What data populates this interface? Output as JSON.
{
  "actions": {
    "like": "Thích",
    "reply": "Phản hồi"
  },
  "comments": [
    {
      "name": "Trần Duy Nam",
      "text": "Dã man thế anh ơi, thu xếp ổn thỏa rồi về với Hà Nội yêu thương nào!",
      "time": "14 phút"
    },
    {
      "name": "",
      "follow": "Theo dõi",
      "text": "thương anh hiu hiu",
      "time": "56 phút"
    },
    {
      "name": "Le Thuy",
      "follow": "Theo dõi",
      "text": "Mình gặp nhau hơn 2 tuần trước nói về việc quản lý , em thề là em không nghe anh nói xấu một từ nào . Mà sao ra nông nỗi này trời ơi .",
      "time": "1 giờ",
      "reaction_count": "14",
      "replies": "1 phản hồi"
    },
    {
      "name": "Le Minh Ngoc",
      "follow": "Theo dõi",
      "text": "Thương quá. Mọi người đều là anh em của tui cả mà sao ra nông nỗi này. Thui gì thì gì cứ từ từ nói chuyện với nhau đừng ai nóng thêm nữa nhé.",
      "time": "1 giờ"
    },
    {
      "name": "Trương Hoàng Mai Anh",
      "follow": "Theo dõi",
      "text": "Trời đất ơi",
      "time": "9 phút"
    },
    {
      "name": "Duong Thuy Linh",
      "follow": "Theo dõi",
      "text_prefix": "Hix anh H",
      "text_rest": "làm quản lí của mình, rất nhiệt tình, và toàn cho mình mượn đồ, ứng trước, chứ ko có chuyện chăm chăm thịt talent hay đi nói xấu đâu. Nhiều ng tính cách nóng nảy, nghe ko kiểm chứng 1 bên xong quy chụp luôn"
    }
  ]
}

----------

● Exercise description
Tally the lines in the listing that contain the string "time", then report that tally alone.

● Response area
5